* _INFORMATION GIVEN_:

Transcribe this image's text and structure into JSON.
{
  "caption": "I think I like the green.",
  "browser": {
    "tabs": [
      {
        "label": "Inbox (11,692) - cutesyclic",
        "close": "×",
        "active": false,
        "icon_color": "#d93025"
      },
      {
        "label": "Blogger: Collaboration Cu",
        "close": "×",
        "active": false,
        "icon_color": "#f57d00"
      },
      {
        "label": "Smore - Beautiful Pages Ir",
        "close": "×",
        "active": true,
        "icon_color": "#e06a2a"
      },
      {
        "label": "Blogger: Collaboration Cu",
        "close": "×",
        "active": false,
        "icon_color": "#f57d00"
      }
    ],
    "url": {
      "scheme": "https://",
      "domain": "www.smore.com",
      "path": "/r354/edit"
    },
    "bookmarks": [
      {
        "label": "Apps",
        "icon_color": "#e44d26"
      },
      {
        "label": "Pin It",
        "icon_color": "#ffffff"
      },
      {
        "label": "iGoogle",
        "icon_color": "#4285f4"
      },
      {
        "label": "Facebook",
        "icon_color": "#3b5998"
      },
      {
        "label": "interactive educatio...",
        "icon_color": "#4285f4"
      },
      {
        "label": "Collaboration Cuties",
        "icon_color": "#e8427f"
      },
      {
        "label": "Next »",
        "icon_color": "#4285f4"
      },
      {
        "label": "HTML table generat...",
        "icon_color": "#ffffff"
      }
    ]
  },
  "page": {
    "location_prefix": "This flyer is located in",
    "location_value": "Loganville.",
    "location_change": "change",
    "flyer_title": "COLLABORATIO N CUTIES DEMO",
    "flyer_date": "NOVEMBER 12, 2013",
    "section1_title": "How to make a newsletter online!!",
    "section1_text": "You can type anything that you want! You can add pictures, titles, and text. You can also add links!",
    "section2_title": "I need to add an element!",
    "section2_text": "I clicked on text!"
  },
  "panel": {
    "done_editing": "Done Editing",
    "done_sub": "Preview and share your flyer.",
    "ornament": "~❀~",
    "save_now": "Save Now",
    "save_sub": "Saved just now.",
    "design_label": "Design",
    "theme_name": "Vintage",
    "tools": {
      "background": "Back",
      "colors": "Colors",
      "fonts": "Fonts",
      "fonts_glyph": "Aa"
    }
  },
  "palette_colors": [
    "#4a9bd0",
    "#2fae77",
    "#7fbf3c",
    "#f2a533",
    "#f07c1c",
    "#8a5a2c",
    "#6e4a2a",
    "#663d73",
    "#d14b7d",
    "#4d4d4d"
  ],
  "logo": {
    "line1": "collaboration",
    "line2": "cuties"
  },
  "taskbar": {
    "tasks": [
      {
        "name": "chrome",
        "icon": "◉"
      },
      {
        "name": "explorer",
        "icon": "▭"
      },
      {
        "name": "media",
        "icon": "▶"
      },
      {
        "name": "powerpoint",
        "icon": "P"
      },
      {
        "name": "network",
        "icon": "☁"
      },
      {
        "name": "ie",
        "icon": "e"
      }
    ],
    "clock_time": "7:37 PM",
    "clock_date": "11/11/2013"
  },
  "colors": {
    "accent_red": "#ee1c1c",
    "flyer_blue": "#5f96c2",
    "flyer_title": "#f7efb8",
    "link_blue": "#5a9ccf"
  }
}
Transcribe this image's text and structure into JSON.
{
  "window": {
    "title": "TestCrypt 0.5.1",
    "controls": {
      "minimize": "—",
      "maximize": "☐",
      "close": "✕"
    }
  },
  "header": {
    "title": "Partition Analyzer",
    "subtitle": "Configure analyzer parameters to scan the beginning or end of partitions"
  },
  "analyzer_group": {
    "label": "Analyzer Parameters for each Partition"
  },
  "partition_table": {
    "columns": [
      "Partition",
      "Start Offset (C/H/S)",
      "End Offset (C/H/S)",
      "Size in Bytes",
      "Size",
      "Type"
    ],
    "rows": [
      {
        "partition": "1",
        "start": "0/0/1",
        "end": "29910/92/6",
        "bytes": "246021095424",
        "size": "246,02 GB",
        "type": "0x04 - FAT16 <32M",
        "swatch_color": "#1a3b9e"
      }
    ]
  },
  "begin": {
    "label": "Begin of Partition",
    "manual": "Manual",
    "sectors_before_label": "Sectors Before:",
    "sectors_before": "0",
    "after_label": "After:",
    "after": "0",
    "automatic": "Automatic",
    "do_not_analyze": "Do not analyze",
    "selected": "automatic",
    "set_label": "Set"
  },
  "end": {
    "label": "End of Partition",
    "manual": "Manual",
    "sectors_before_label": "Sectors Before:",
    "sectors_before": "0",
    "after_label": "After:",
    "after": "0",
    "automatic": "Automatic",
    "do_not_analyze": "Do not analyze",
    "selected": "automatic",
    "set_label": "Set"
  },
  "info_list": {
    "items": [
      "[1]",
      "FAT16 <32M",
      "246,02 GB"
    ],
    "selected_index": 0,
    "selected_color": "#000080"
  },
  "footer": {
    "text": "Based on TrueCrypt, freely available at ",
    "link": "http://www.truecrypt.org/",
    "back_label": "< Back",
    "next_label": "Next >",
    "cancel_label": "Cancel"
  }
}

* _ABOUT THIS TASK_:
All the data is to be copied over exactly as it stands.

* _ANSWER FOR THIS EXERCISE_:
Transcribe this image's text and structure into JSON.
{
  "caption": "I think I like the green.",
  "browser": {
    "tabs": [
      {
        "label": "Inbox (11,692) - cutesyclic",
        "close": "×",
        "active": false,
        "icon_color": "#d93025"
      },
      {
        "label": "Blogger: Collaboration Cu",
        "close": "×",
        "active": false,
        "icon_color": "#f57d00"
      },
      {
        "label": "Smore - Beautiful Pages Ir",
        "close": "×",
        "active": true,
        "icon_color": "#e06a2a"
      },
      {
        "label": "Blogger: Collaboration Cu",
        "close": "×",
        "active": false,
        "icon_color": "#f57d00"
      }
    ],
    "url": {
      "scheme": "https://",
      "domain": "www.smore.com",
      "path": "/r354/edit"
    },
    "bookmarks": [
      {
        "label": "Apps",
        "icon_color": "#e44d26"
      },
      {
        "label": "Pin It",
        "icon_color": "#ffffff"
      },
      {
        "label": "iGoogle",
        "icon_color": "#4285f4"
      },
      {
        "label": "Facebook",
        "icon_color": "#3b5998"
      },
      {
        "label": "interactive educatio...",
        "icon_color": "#4285f4"
      },
      {
        "label": "Collaboration Cuties",
        "icon_color": "#e8427f"
      },
      {
        "label": "Next »",
        "icon_color": "#4285f4"
      },
      {
        "label": "HTML table generat...",
        "icon_color": "#ffffff"
      }
    ]
  },
  "page": {
    "location_prefix": "This flyer is located in",
    "location_value": "Loganville.",
    "location_change": "change",
    "flyer_title": "COLLABORATIO N CUTIES DEMO",
    "flyer_date": "NOVEMBER 12, 2013",
    "section1_title": "How to make a newsletter online!!",
    "section1_text": "You can type anything that you want! You can add pictures, titles, and text. You can also add links!",
    "section2_title": "I need to add an element!",
    "section2_text": "I clicked on text!"
  },
  "panel": {
    "done_editing": "Done Editing",
    "done_sub": "Preview and share your flyer.",
    "ornament": "~❀~",
    "save_now": "Save Now",
    "save_sub": "Saved just now.",
    "design_label": "Design",
    "theme_name": "Vintage",
    "tools": {
      "background": "Back",
      "colors": "Colors",
      "fonts": "Fonts",
      "fonts_glyph": "Aa"
    }
  },
  "palette_colors": [
    "#4a9bd0",
    "#2fae77",
    "#7fbf3c",
    "#f2a533",
    "#f07c1c",
    "#8a5a2c",
    "#6e4a2a",
    "#663d73",
    "#d14b7d",
    "#4d4d4d"
  ],
  "logo": {
    "line1": "collaboration",
    "line2": "cuties"
  },
  "taskbar": {
    "tasks": [
      {
        "name": "chrome",
        "icon": "◉"
      },
      {
        "name": "explorer",
        "icon": "▭"
      },
      {
        "name": "media",
        "icon": "▶"
      },
      {
        "name": "powerpoint",
        "icon": "P"
      },
      {
        "name": "network",
        "icon": "☁"
      },
      {
        "name": "ie",
        "icon": "e"
      }
    ],
    "clock_time": "7:37 PM",
    "clock_date": "11/11/2013"
  },
  "colors": {
    "accent_red": "#ee1c1c",
    "flyer_blue": "#5f96c2",
    "flyer_title": "#f7efb8",
    "link_blue": "#5a9ccf"
  }
}
Transcribe this image's text and structure into JSON.
{
  "window": {
    "title": "TestCrypt 0.5.1",
    "controls": {
      "minimize": "—",
      "maximize": "☐",
      "close": "✕"
    }
  },
  "header": {
    "title": "Partition Analyzer",
    "subtitle": "Configure analyzer parameters to scan the beginning or end of partitions"
  },
  "analyzer_group": {
    "label": "Analyzer Parameters for each Partition"
  },
  "partition_table": {
    "columns": [
      "Partition",
      "Start Offset (C/H/S)",
      "End Offset (C/H/S)",
      "Size in Bytes",
      "Size",
      "Type"
    ],
    "rows": [
      {
        "partition": "1",
        "start": "0/0/1",
        "end": "29910/92/6",
        "bytes": "246021095424",
        "size": "246,02 GB",
        "type": "0x04 - FAT16 <32M",
        "swatch_color": "#1a3b9e"
      }
    ]
  },
  "begin": {
    "label": "Begin of Partition",
    "manual": "Manual",
    "sectors_before_label": "Sectors Before:",
    "sectors_before": "0",
    "after_label": "After:",
    "after": "0",
    "automatic": "Automatic",
    "do_not_analyze": "Do not analyze",
    "selected": "automatic",
    "set_label": "Set"
  },
  "end": {
    "label": "End of Partition",
    "manual": "Manual",
    "sectors_before_label": "Sectors Before:",
    "sectors_before": "0",
    "after_label": "After:",
    "after": "0",
    "automatic": "Automatic",
    "do_not_analyze": "Do not analyze",
    "selected": "automatic",
    "set_label": "Set"
  },
  "info_list": {
    "items": [
      "[1]",
      "FAT16 <32M",
      "246,02 GB"
    ],
    "selected_index": 0,
    "selected_color": "#000080"
  },
  "footer": {
    "text": "Based on TrueCrypt, freely available at ",
    "link": "http://www.truecrypt.org/",
    "back_label": "< Back",
    "next_label": "Next >",
    "cancel_label": "Cancel"
  }
}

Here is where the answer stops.